The best advice I can give new authors is have a good source of income that doesn’t depend on writing. My very best advice is make sure that your parents are fabulously wealthy and don’t care if you actually make any money at all. If they’re happy for you to sit around scribbling all day you’re in like Flynn. Just don’t write anything too true about them or you’ll find your word processor set up in some dingy little tenement room.
HAHAHA! Love your response.
Where do you store ideas for later use: in your head, in a notebook, or on a spreadsheet?
They’re all in my head. I tried keeping a notebook but it became apparent that a good idea just stayed. If I forgot about it, it probably wasn’t any good anyway. That, by the way is probably your most important job, recognizing the crap and being ruthless with it.
We all know how important promoting our work has become. How do you get the word out both off and online?
Now there I’ve been remiss. I don’t do anywhere near what “they” tell you to do, but I’m just not convinced that promoting yourself endlessly on the internet isn’t more annoying to everyone else than lucrative for you.
I do have a blog, but I haven’t done much about updating it.
Blogs and websites are more important for authors who already have a considerable following. I know people who spend hours chatting on facebook and sell maybe $30 – 40 per month. Maria and I make regular rounds of retirement communities here and read from our books. We’ve made as much as $100, but that’s unusual.
It’s also worth trying to get people to review your book, but no one really pays much attention to those that have been paid for.
The sad truth is that it’s easier for a rich man to pass through the eye of a needle than for an unknown author to sell a book.
Unless you really love to write, you probably should not waste your time at it.
Can you tell us your future writing goals/projects?
My immediate goal is to sell the next two books in the Pure Gold series. The Case of the Reluctant Vampire, and the Case of the Bigoted Blogger. They are being published shortly as ebooks by Stark Raving Books, a publisher of noir novellas, and I’m self-publishing the paperbacks on Amazon through Create Space.
At the same time, I’m starting work on a new one tentatively titled the Case of the Gregarious gringo that will bring Joe Gold to Puerto Vallarta.
Where can folks learn more about your books and events?

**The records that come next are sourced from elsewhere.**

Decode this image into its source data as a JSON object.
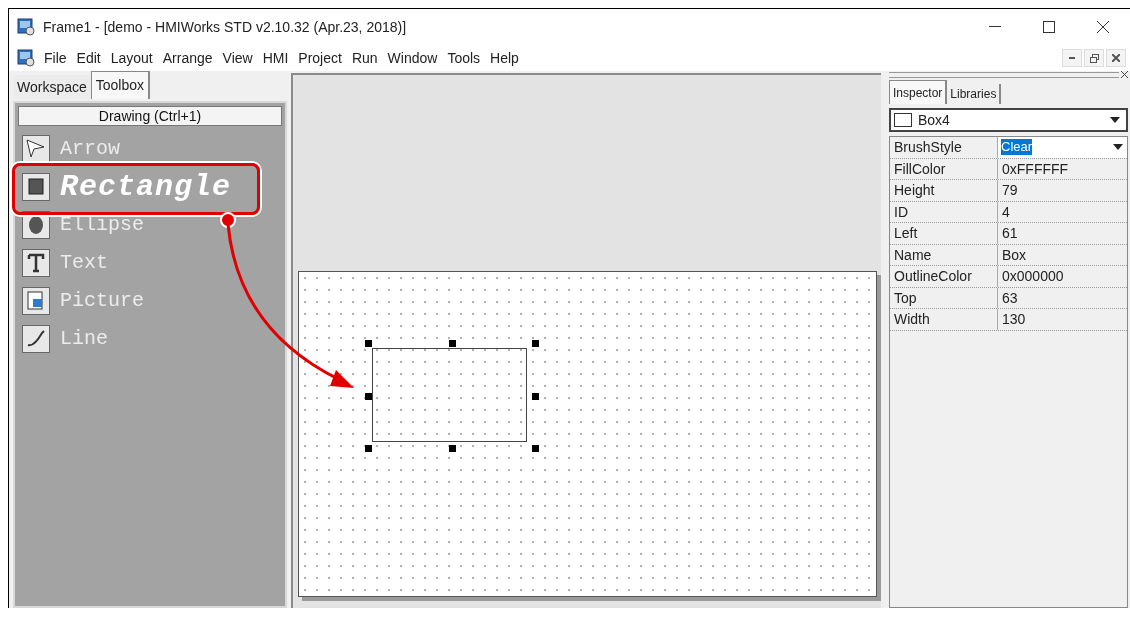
{
  "window": {
    "title": "Frame1 - [demo - HMIWorks STD v2.10.32 (Apr.23, 2018)]"
  },
  "menu": [
    "File",
    "Edit",
    "Layout",
    "Arrange",
    "View",
    "HMI",
    "Project",
    "Run",
    "Window",
    "Tools",
    "Help"
  ],
  "left_tabs": [
    {
      "label": "Workspace",
      "selected": false
    },
    {
      "label": "Toolbox",
      "selected": true
    }
  ],
  "toolbox": {
    "header": "Drawing (Ctrl+1)",
    "items": [
      {
        "label": "Arrow",
        "kind": "arrow",
        "selected": false
      },
      {
        "label": "Rectangle",
        "kind": "rectangle",
        "selected": true
      },
      {
        "label": "Ellipse",
        "kind": "ellipse",
        "selected": false
      },
      {
        "label": "Text",
        "kind": "text",
        "selected": false
      },
      {
        "label": "Picture",
        "kind": "picture",
        "selected": false
      },
      {
        "label": "Line",
        "kind": "line",
        "selected": false
      }
    ]
  },
  "right_tabs": [
    {
      "label": "Inspector",
      "selected": true
    },
    {
      "label": "Libraries",
      "selected": false
    }
  ],
  "inspector": {
    "object": "Box4",
    "properties": [
      {
        "name": "BrushStyle",
        "value": "Clear",
        "kind": "select"
      },
      {
        "name": "FillColor",
        "value": "0xFFFFFF",
        "kind": "text"
      },
      {
        "name": "Height",
        "value": "79",
        "kind": "text"
      },
      {
        "name": "ID",
        "value": "4",
        "kind": "text"
      },
      {
        "name": "Left",
        "value": "61",
        "kind": "text"
      },
      {
        "name": "Name",
        "value": "Box",
        "kind": "text"
      },
      {
        "name": "OutlineColor",
        "value": "0x000000",
        "kind": "text"
      },
      {
        "name": "Top",
        "value": "63",
        "kind": "text"
      },
      {
        "name": "Width",
        "value": "130",
        "kind": "text"
      }
    ]
  }
}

Are your books available in print and ebook formats? (please provide the buy link for easy reader accessibility)
They are available in both and are all available at this link.